By: J.D. Hildebrand
Have investors doomed desktop Linux?
Pressure to minimize losses has apparently moved quixotic battle to the
Here's an interesting analysis from InfoWorld's Douglas Gray.
Gray recalls that bold predictions about Linux's chances on the desktop were
everywhere back when Linux IPOs were sprouting everywhere and stock valuations
were through the roof. Now that the stocks have tanked, investors are looking to
realistic business plans, modest expectations, achievable goals, and black ink.
That investor pressure, Gray says, has led publicly traded Linux companies to

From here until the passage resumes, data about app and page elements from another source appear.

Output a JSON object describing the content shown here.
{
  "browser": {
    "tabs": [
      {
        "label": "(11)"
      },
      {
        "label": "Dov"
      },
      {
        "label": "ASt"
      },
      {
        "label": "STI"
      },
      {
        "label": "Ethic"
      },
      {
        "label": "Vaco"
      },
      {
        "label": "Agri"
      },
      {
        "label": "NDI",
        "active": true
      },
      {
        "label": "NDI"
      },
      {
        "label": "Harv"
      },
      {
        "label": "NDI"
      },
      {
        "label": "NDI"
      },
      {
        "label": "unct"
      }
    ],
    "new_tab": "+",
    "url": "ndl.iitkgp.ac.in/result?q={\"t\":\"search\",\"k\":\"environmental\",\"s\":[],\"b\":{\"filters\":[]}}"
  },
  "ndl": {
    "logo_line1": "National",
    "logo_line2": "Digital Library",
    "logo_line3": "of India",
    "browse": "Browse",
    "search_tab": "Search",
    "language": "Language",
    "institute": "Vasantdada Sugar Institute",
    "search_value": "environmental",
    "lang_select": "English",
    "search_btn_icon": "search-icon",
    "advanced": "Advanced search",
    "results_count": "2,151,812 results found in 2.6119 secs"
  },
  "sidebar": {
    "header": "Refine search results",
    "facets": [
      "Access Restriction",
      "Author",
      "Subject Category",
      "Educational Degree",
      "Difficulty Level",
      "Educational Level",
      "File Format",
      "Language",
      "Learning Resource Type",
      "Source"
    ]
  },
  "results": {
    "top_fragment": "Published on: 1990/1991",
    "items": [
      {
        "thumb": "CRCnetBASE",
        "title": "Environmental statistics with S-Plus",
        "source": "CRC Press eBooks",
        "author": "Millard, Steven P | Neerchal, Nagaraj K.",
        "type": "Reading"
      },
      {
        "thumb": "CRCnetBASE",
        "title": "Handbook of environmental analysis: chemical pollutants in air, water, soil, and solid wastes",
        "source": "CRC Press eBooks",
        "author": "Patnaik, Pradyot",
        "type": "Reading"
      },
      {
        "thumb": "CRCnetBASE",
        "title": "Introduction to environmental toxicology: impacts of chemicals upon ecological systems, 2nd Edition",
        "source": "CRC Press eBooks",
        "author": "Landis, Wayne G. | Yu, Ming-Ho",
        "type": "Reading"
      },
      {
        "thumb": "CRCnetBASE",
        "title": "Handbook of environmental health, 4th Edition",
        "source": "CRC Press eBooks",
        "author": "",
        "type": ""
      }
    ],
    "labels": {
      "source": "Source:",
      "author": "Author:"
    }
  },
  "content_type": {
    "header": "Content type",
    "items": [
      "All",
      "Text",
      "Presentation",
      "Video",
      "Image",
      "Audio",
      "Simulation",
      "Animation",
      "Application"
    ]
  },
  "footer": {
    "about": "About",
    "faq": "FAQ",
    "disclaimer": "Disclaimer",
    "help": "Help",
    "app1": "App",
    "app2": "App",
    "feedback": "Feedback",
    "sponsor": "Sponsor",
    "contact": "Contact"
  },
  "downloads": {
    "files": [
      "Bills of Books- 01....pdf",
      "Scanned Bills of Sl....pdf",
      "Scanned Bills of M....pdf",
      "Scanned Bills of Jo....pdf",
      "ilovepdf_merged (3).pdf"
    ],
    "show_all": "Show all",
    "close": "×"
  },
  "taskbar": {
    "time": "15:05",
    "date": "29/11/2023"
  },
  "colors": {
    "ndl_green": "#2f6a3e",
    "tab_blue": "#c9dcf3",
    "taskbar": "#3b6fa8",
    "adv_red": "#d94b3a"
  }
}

put their desktop plans on the back burner and concentrate on a market segment
that looks winnable in the short term. "The solid choice," Gray
writes, "was the server market where open-source companies were already
holding their weight against industry giant Microsoft."
I'm not sure exactly what "holding their weight" means -- I'm
unfamiliar with the idiom -- but I think Gray's analysis is on the mark. As far
as it goes.
What Gray doesn't take into account is Red Hat's avowed intention to dominate
the desktop as a destination. That is, to run on five or 10 Internet
appliances and smart devices for every Windows PC. That's the stealth plan that
may see Linux the big winner in the desktop wars.
I'm on the verge of articulating a big-picture vision that includes the ASP
movement, software subscriptions, .Net, and the desktop-as-destination concept.
I'll share it as it ripens...within the next few days, surely.
Meanwhile, check out the InfoWorld article:
internal greed damaged desktop Linux?